Socioeconomic inequalities are driving both underweight and overweigth malnutrition in women from low and middle-income countries in South East Asia, presenting a major public health challenge that requires urgent and targeted nutrition monitoring and programs.
This is a key finding of a new study led by Life Course Centre researchers at the Institute for Social Science Research at The University Queensland using nationally-representative Demographic and Health Surveys data on 933,836 women from 2000 to 2017 in seven South East Asia countries – Bangladesh, India, Nepal, Pakistan, Timor-Leste, Maldives, Myanmar, and Cambodia. It found a significant prevalence of the double burden of malnutrition (co-existence of underweight and overweight in a population) as well as strong associations with socioeconomic status.
The total pooled prevalence of women who were underweight and overweight was 20% and 29% respectively. There was wide variation between and within countries, with rates of underweight ranging from 7.0% to 33%, and overweight from 19% to 67%.
Lead author Dr Tuhin Biswas said the study showed a sizeable concentration of both underweight and overweight women in all countries studied. The overall prevalence of overweight women in the region had gradually increased overtime, and now exceeded the prevalence of underweight women.
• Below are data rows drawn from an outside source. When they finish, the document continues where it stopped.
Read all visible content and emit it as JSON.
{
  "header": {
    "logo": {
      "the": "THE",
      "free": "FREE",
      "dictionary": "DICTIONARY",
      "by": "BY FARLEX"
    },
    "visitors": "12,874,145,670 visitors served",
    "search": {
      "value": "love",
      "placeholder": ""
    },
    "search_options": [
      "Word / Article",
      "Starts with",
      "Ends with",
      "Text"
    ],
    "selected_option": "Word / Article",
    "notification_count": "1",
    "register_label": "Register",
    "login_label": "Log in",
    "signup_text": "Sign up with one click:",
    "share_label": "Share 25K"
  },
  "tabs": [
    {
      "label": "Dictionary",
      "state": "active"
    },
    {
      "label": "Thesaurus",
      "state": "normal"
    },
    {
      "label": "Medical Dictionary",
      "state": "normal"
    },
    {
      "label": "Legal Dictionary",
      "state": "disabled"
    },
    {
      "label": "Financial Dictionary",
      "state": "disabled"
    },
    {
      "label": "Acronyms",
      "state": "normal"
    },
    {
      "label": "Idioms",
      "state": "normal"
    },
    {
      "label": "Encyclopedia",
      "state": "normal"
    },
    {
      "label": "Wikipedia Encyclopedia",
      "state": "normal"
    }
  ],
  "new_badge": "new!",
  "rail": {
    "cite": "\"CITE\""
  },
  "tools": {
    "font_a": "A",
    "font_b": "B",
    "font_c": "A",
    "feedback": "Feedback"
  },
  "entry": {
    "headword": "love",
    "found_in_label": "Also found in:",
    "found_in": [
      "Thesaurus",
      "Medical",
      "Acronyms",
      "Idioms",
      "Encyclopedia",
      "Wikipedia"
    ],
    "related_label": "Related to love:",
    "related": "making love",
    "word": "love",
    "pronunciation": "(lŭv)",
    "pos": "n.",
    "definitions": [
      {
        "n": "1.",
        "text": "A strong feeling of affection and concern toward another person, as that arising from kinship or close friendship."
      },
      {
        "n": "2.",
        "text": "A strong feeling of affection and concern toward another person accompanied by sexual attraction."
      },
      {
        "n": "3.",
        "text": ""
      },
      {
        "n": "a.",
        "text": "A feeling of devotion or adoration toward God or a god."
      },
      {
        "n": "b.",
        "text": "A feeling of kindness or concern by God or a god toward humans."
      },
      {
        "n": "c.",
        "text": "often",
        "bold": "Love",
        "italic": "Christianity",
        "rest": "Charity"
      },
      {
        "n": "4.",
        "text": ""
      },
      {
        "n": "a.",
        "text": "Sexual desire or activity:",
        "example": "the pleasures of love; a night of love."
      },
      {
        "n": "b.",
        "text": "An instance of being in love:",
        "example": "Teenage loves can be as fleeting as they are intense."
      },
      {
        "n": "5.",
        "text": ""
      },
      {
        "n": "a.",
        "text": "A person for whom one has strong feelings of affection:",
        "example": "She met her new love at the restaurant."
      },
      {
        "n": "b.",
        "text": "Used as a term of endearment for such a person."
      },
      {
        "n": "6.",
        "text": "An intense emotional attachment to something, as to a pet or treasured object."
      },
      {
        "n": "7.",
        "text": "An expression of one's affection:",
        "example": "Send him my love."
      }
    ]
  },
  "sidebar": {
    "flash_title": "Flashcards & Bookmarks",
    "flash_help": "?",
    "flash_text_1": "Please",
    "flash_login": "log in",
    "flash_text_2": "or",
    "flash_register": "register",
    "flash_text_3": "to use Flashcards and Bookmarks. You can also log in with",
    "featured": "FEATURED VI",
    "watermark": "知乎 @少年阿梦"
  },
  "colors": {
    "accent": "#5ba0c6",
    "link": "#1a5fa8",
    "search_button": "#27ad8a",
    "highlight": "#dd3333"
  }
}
In almost all countries, underweight disproportionately affected the poorest populations, while overweight was a greater problem in the more affluent.
“This is the first comprehensive study evaluating sub-national level change in the prevalence of underweight, overweight, and socioeconomic inequalities in South East Asia,” Dr Biswas said.
“It provides valuable insights on geographical variations over time, and socioeconomic associations, to inform the planning, implementation and evaluation of nutrition programs and the targeting of high-risk populations in the region.”Tuhin Biswas
Associate Professor Abdullah Mamun, a Life Course Centre Chief Investigator, said further data collection and longitudinal research was needed to address the double burden of malnutrition in women, which presents long-term adverse health consequences including on pregnancy outcomes.
“The degree and patterns of socioeconomic inequality in the double burden of malnutrition should be of concern in setting health policies for South East Asia. Our analysis shows that concerted action on nutrition interventions is urgently needed in the region,” Associate Professor Mamun said.
“Nutrition monitoring with an equity lens should become an integral component of tracking progress towards optimal nutrition at a population level. In addition, sub-national level strategic nutrition programs are also needed to combat the double burden of malnutrition.”Abdullah Mamun
The study was authored by Dr Biswas, Associate Professor Mamun and Md Mehedi Hasan from ISSR and Dr Nick Townsend from University of Bath, and Associate Professor Ricardo Magalhaes of UQ.
Contact: Tuhin Biswas, Phone: +61 7 334 69302, Email: firstname.lastname@example.org
Go to full article: ‘Geographical and socioeconomic inequalities in the double burden of malnutrition among women in Southeast Asia: A population-based study’ The Lancet Regional Health – Southeast Asia.